The biggest time-suck for many Americans is commuting.
And their biggest money-suck? Housing.
A few companies are trying to solve the problem — and kill two birds with one stone — by paying their employees to live closer to work.
Not only does this help them recruit employees who otherwise wouldn’t want to live in high-rent areas, it also improves work-life balance — and retention rates.
Though many of us won’t be able to swing a housing benefit at our current jobs, or switch to a company offering one, it’s still interesting to read about.
Plus, being informed could help you negotiate for other perks.
3 Companies That Pay You to Live Close to Work
Here are three tech companies that help employees with housing costs.
An investment management technology company with offices in Mountain View, Chicago, New York and Salt Lake City, Addepar pays employees to live nearby. For example, living within a mile of the Mountain View office gets you $300 a month.
“If you live within 15 minutes of the [New York] office you get $300 a month, within 30 minutes $150,” Lisa Minkin, VP of People at Addepar told CBS2.
If a Facebook employee buys or rents a home within 10 miles of its Menlo Park, California, headquarters, the social media behemoth gives them a one-time bonus of $10,000 to $15,000.
This voice, video and chat messaging startup offers employees $500 per month to live within five miles of its Palo Alto, California, office.
In addition to the tech companies, a few cities have launched their own housing initiatives. The following eight employers in Michigan and Pennsylvania round out the list.
Through the city’s Live Downtown project, employees at Compuware, DTE Energy, Marketing Associates, Quicken Loans and Strategic Staffing Solutions can get big perks for moving downtown.
In Harrisburg, the city offers public servants $2,000 toward closing costs, reports PennLive, and PinnacleHealth gives full-time employees $5,000.
Thirty miles south, York College provides employees with up to $8,000 to buy houses within city limits.
Who knew these types of benefits were available?
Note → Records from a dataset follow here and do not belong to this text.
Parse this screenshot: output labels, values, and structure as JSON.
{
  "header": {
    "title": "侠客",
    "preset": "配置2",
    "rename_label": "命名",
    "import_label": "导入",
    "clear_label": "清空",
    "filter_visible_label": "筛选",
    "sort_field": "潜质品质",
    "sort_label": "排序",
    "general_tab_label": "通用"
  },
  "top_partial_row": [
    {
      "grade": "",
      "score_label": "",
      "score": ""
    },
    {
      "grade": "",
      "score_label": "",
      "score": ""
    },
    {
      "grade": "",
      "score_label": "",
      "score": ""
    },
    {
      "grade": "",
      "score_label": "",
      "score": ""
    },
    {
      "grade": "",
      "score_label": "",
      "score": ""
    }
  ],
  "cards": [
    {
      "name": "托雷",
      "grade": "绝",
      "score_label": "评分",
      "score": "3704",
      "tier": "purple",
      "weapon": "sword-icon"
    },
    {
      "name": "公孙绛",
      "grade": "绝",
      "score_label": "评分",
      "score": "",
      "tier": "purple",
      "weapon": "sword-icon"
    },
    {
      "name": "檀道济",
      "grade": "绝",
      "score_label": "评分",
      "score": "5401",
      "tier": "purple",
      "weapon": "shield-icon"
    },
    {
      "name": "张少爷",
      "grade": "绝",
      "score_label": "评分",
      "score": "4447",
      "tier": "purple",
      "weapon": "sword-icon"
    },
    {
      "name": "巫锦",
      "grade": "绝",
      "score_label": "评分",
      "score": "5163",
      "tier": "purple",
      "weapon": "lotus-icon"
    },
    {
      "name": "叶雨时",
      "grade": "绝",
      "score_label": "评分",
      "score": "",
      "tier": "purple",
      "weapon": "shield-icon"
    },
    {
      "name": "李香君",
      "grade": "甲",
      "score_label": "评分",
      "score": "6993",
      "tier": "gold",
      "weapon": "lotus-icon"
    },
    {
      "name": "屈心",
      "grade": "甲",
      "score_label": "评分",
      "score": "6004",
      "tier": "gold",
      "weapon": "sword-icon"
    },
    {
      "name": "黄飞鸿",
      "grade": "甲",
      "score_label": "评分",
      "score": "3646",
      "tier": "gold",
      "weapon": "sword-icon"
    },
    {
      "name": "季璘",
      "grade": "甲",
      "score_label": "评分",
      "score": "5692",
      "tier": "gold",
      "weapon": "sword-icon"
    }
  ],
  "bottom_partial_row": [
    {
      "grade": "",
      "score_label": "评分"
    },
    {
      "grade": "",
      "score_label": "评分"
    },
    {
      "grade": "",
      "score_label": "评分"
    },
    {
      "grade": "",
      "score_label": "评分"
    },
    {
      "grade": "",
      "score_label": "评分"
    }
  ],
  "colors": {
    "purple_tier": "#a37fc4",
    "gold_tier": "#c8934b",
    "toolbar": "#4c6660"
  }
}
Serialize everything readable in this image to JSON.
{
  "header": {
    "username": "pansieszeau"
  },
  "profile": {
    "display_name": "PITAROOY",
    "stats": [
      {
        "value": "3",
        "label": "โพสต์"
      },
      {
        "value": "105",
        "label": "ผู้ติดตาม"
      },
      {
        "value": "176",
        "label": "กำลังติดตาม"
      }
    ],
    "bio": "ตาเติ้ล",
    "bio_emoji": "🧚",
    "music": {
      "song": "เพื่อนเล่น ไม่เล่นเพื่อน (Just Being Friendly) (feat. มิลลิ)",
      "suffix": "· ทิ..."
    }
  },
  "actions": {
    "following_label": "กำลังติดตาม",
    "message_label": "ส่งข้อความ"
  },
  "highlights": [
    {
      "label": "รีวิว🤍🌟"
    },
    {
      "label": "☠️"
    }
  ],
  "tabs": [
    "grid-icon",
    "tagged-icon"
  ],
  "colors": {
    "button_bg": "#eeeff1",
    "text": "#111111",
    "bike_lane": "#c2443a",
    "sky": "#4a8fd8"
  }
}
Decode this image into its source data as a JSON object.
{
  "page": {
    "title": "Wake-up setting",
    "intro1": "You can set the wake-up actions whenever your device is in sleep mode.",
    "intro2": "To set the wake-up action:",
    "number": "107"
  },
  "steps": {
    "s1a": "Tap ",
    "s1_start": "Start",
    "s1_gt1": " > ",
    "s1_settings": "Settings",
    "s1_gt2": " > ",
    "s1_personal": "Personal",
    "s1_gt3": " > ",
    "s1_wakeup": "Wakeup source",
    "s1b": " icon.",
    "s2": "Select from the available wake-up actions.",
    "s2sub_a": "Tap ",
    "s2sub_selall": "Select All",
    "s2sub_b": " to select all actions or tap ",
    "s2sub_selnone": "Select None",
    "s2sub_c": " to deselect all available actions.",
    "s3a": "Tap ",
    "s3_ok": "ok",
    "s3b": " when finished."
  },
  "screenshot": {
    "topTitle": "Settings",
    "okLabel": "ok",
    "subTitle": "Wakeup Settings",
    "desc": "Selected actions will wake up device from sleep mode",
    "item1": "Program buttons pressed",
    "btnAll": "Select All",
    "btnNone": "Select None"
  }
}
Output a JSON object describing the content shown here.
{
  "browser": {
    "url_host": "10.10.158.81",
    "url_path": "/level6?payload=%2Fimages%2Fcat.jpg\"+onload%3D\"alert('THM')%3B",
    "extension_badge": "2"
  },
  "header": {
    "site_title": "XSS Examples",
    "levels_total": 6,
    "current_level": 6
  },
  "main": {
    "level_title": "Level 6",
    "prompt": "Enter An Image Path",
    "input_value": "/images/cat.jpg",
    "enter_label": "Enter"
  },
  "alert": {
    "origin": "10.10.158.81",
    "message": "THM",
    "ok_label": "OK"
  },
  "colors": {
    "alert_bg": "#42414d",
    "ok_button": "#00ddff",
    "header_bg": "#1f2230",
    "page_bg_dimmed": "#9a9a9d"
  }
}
I sure didn’t.
If your employer doesn’t offer a housing benefit, consider asking for a raise instead.
Your Turn: Do you know of any other companies or cities that help with housing costs?
Susan Shain, senior writer for The Penny Hoarder, is always seeking adventure on a budget. Visit her blog at susanshain.com, or say hi on Twitter @susan_shain.